RECORD SET Start Marker
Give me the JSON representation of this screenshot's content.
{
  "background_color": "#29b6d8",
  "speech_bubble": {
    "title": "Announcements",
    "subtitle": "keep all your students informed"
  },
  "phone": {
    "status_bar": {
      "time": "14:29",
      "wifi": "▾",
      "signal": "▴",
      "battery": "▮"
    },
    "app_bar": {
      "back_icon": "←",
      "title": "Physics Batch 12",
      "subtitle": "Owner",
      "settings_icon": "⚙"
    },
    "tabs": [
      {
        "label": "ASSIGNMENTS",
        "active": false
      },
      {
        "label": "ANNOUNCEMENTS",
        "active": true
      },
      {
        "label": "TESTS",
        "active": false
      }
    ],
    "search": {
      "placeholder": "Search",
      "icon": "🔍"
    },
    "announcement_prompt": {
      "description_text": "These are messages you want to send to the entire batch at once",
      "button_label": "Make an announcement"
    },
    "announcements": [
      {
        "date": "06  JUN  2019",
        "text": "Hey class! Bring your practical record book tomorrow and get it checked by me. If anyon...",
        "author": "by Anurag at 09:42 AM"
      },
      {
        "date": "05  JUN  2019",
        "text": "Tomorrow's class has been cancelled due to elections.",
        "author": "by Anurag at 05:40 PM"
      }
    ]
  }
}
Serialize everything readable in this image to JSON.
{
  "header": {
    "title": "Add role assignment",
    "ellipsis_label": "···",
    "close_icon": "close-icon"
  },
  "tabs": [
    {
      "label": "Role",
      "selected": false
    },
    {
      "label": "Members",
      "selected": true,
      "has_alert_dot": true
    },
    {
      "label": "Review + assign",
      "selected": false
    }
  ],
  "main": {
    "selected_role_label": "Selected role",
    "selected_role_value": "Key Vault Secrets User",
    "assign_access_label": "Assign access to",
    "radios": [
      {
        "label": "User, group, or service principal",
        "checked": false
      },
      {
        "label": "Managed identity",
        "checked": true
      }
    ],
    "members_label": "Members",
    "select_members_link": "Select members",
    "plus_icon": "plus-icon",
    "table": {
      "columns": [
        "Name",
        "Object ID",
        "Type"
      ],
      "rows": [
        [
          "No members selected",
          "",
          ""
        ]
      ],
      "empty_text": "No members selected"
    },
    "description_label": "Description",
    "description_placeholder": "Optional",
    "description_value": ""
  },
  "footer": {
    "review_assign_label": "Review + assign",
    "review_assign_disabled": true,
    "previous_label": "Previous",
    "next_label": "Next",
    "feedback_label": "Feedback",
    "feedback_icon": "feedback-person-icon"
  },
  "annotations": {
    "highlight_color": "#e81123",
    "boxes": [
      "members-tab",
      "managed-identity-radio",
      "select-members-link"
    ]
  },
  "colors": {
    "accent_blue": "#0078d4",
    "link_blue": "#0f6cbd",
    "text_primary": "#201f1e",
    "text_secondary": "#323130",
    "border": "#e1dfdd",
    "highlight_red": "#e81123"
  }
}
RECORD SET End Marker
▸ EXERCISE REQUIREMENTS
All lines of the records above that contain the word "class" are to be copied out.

▸ ANSWER TO THIS EXERCISE
        "text": "Hey class! Bring your practical record book tomorrow and get it checked by me. If anyon...",
        "text": "Tomorrow's class has been cancelled due to elections.",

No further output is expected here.